sets the amount of time the resolver will wait for a response from a remote name server before retrying the query via a different name server. Measured in seconds, the default is RES_TIMEOUT (currently 5, see <resolv.h>).
Now I was pretty much convinced that Apache was playing tricks on us. I double-checked all our Allow statements to make sure we weren't using hostnames, since the manual says it will do a reverse lookup in this case:
This configuration will cause the server to perform a double reverse DNS lookup on the client IP address, regardless of the setting of the HostnameLookups directive.
We only had Allow statements for the usual restricted URLs (server-status etc) and even then, were only using IP addresses.

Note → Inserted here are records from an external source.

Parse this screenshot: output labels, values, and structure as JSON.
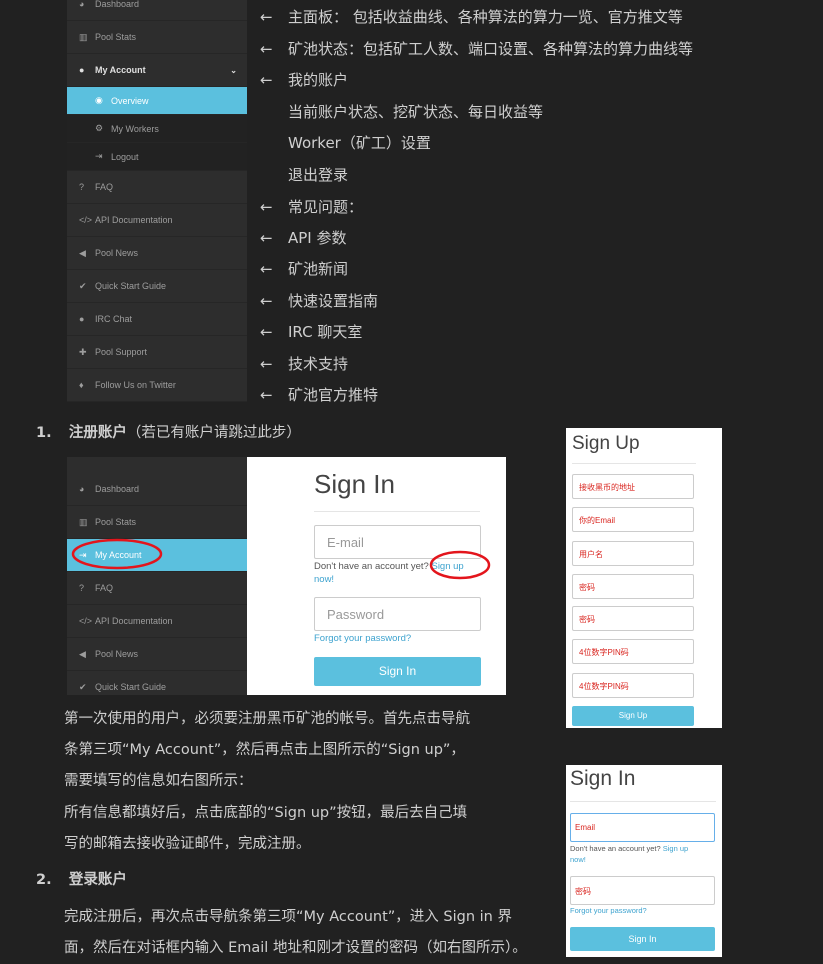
{
  "top_nav": {
    "items": [
      {
        "label": "Dashboard"
      },
      {
        "label": "Pool Stats"
      },
      {
        "label": "My Account"
      },
      {
        "label": "Overview"
      },
      {
        "label": "My Workers"
      },
      {
        "label": "Logout"
      },
      {
        "label": "FAQ"
      },
      {
        "label": "API Documentation"
      },
      {
        "label": "Pool News"
      },
      {
        "label": "Quick Start Guide"
      },
      {
        "label": "IRC Chat"
      },
      {
        "label": "Pool Support"
      },
      {
        "label": "Follow Us on Twitter"
      }
    ]
  },
  "annotations": [
    "主面板：    包括收益曲线、各种算法的算力一览、官方推文等",
    "矿池状态：包括矿工人数、端口设置、各种算法的算力曲线等",
    "我的账户",
    "当前账户状态、挖矿状态、每日收益等",
    "Worker（矿工）设置",
    "退出登录",
    "常见问题：",
    "API 参数",
    "矿池新闻",
    "快速设置指南",
    "IRC 聊天室",
    "技术支持",
    "矿池官方推特"
  ],
  "arrow_glyph": "←",
  "step1": {
    "number": "1.",
    "title": "注册账户",
    "title_note": "（若已有账户请跳过此步）",
    "para1_line1": "第一次使用的用户，必须要注册黑币矿池的帐号。首先点击导航",
    "para1_line2": "条第三项“My Account”，然后再点击上图所示的“Sign up”，",
    "para1_line3": "需要填写的信息如右图所示：",
    "para2_line1": "所有信息都填好后，点击底部的“Sign up”按钮，最后去自己填",
    "para2_line2": "写的邮箱去接收验证邮件，完成注册。"
  },
  "step2": {
    "number": "2.",
    "title": "登录账户",
    "para_line1": "完成注册后，再次点击导航条第三项“My Account”，进入 Sign in 界",
    "para_line2": "面，然后在对话框内输入 Email 地址和刚才设置的密码（如右图所示）。"
  },
  "signin_shot": {
    "nav": [
      {
        "label": "Dashboard"
      },
      {
        "label": "Pool Stats"
      },
      {
        "label": "My Account"
      },
      {
        "label": "FAQ"
      },
      {
        "label": "API Documentation"
      },
      {
        "label": "Pool News"
      },
      {
        "label": "Quick Start Guide"
      }
    ],
    "title": "Sign In",
    "email_placeholder": "E-mail",
    "no_account": "Don't have an account yet?",
    "signup_link": "Sign up",
    "now": "now!",
    "password_placeholder": "Password",
    "forgot": "Forgot your password?",
    "button": "Sign In"
  },
  "signup_shot": {
    "title": "Sign Up",
    "fields": [
      "接收黑币的地址",
      "你的Email",
      "用户名",
      "密码",
      "密码",
      "4位数字PIN码",
      "4位数字PIN码"
    ],
    "button": "Sign Up"
  },
  "signin_small": {
    "title": "Sign In",
    "email": "Email",
    "no_account": "Don't have an account yet?",
    "signup_link": "Sign up",
    "now": "now!",
    "password": "密码",
    "forgot": "Forgot your password?",
    "button": "Sign In"
  },
  "colors": {
    "accent": "#5bc0de",
    "annotation_red": "#d9251f",
    "sidebar": "#2d2d2d",
    "background": "#212121"
  }
}
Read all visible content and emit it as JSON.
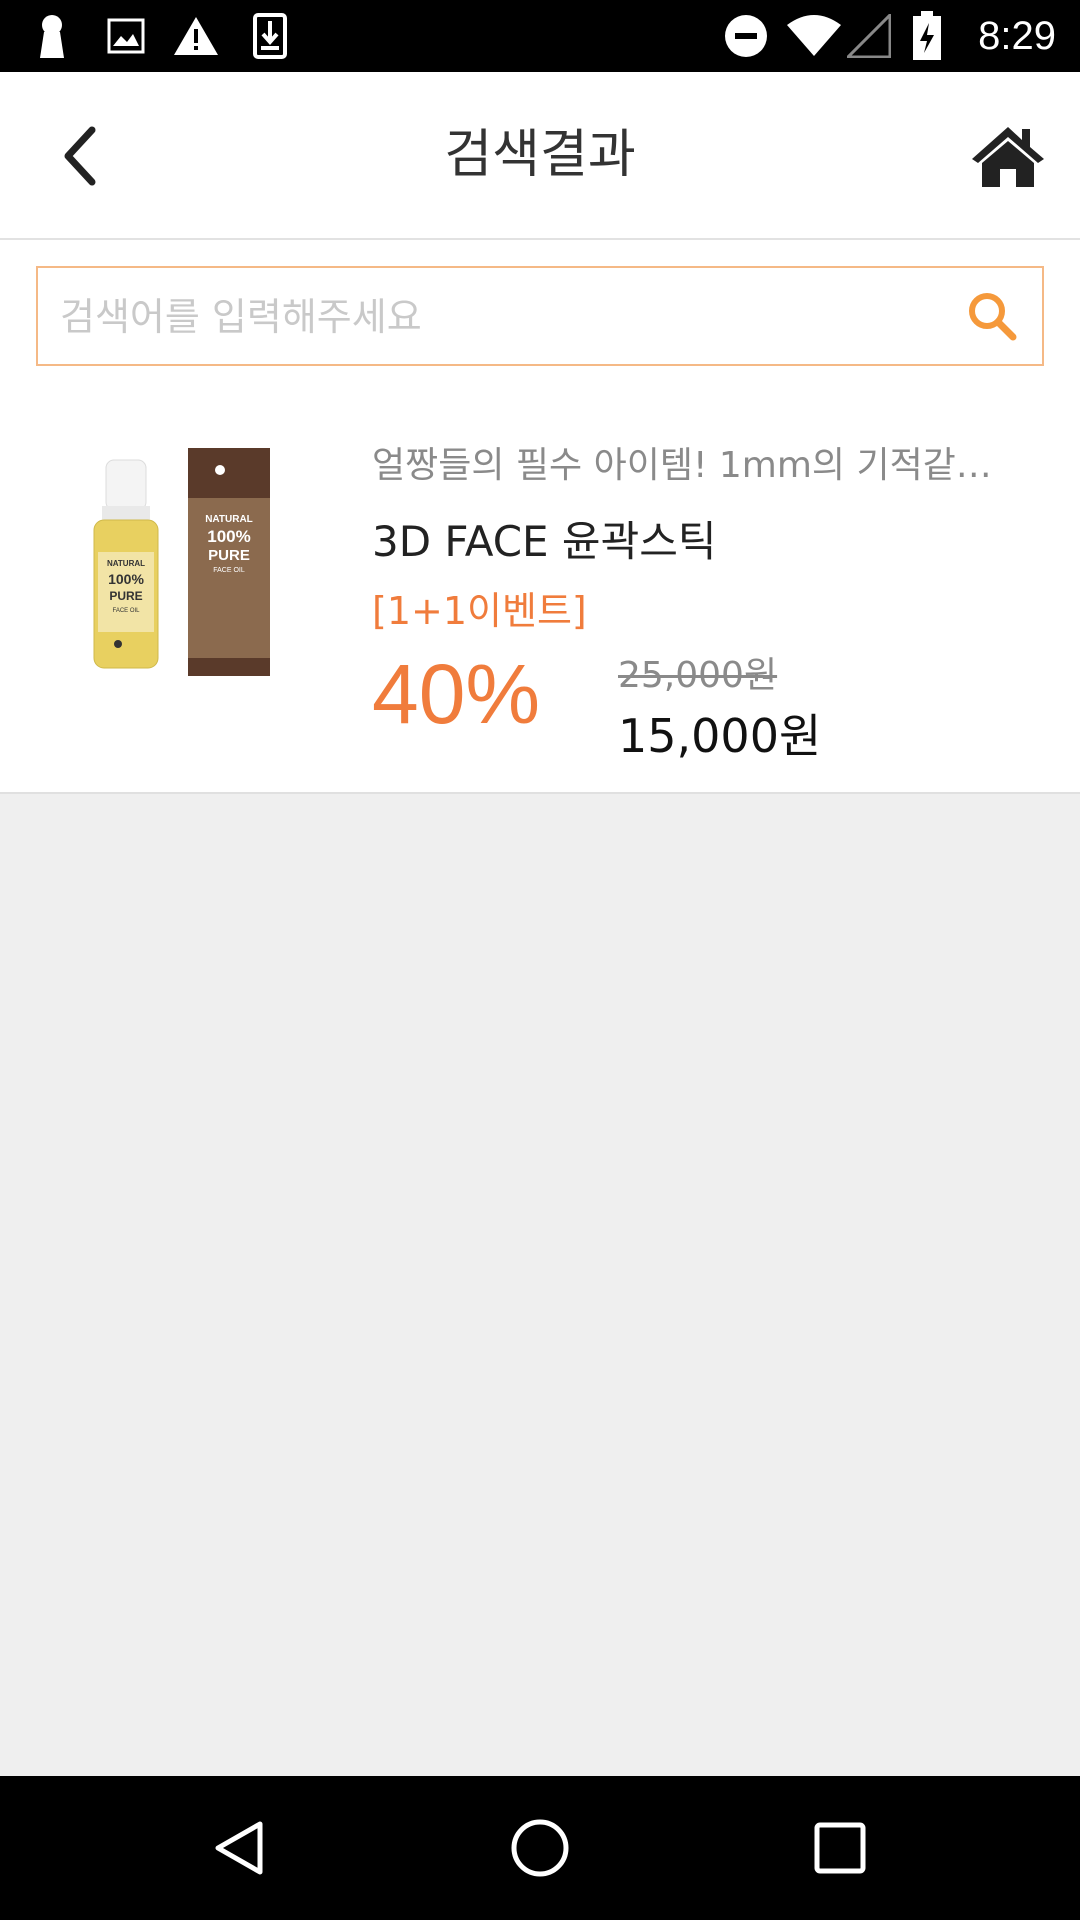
{
  "status_bar": {
    "time": "8:29",
    "icons": [
      "keyhole-icon",
      "image-icon",
      "warning-icon",
      "download-icon",
      "dnd-icon",
      "wifi-icon",
      "signal-icon",
      "battery-charging-icon"
    ]
  },
  "header": {
    "title": "검색결과",
    "back_icon": "chevron-left-icon",
    "home_icon": "home-icon"
  },
  "search": {
    "placeholder": "검색어를 입력해주세요",
    "value": "",
    "button_icon": "search-icon",
    "accent": "#f5993b"
  },
  "results": [
    {
      "description": "얼짱들의 필수 아이템! 1mm의 기적같…",
      "name": "3D FACE 윤곽스틱",
      "event_label": "[1+1이벤트]",
      "discount": "40%",
      "original_price": "25,000원",
      "sale_price": "15,000원",
      "image_label": "face-oil-product-image"
    }
  ],
  "nav_bar": {
    "back_icon": "triangle-back-icon",
    "home_icon": "circle-home-icon",
    "recents_icon": "square-recents-icon"
  },
  "colors": {
    "accent_orange": "#f07c3c",
    "search_border": "#f5b986"
  }
}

I decided to disable the lookups in source code, since this was starting to look like a bug. In src/main/http_core.c, line 728, I commented the reverse lookup call and replaced it with a fake response:

// hptr = gethostbyaddr((char *)iaddr, sizeof(struct in_addr), AF_INET);
hptr = NULL;

I did the same on line 825:
// hptr = gethostbyaddr((char *)iaddr, sizeof(struct in_addr), AF_INET);
hptr = NULL;

The web server went back to serving static and dynamic objects in the normal time, tens of milliseconds. I deployed the newly compiled Apache to all servers and went back to my weekend.

This hack obviously breaks all functionality that depends on reverse IP address lookups so, if I have some time, I will analyse this condition and, if it is a bug, submit a patch to the chaps at the Apache Foundation.

Thursday, 23 April 2009

QEMU/KVM mouse not working?

This guy knows the answer:

For me, because I use a physical device for a disk and didn't want to give myself permission on the device:
$ sudo SDL_VIDEO_X11_DGAMOUSE=0 qemu-launcher
My mouse stopped working after I configured Xinerama and display rotation on X (I had alsoi upgraded to Ubuntu 9.04 but I didn't test my VM before fiddling with xorg.conf).

Friday, 3 April 2009

XOrg configuration for Samsung LA32A450C1

This guy nailed it. I had only just found the manual page for my Samsung 32" LCD TV and was still googling for a tool to find the modeline.

I've only added the option to turn off nvidia's logo to his X configuration. Too good:

Section "Monitor"
Identifier "SamsungTV"
ModelName "Samsung LCD TV"
ModeLine "1360x768@60" 85.8 1360 1440 1552 1792 768 771 777 795 +hsync +vsync
Option "dpms"

Section "Device"
Identifier "NVIDIAVideocard0"
Driver "nvidia"
Option "ModeValidation" "DFP-0: NoDFPNativeResolutionCheck"
Option "ExactModeTimingsDVI" "TRUE"
#### 100 DPI
Option "UseEDIDDpi" "FALSE"
Option "DPI" "100 x 100"
Option "NoLogo" "True"

Section "Screen"
Identifier "Screen0"
Device "NVIDIAVideocard0"
Monitor "SamsungTV"
DefaultDepth 24
SubSection "Display"
Depth 24
##### Native Res Samsung 1360x768@60
Modes "1360x768@60" "1280x720" "1024x768" "800x600" "640x480"

Friday, 16 January 2009

RHN's yum update fails

I've noticed that quite often Red Hat's yum will fail for no good reason. For example it will just show an error like:

# yum update

Error Downloading Packages:

samba-common - 3.0.28-1.el5_2.1.x86_64: failed to retrieve getPackage/samba-common-3.0.28-1.el5_2.1.x86_64.rpm from rhel-x86_64-server-5
error was [Errno 14] HTTP Error 404: Not Found

When that's the case, retrying a few times usually does the trick.

I have actually opened a ticket with RHN's support and they've told me these are "temporary errors". Temporary or not they are pretty annoying so here's what I do.

1. Retry manually until you're happy with the list of packages that will be updated
2. Run yum in a while loop so that it retries until it succeeds:

# while ! (yum update -y) ; do echo TRY AGAIN; done

Be aware that if that too many retries can cause your RHN subscription to be temporarily locked-out. I find the benefit too great to care.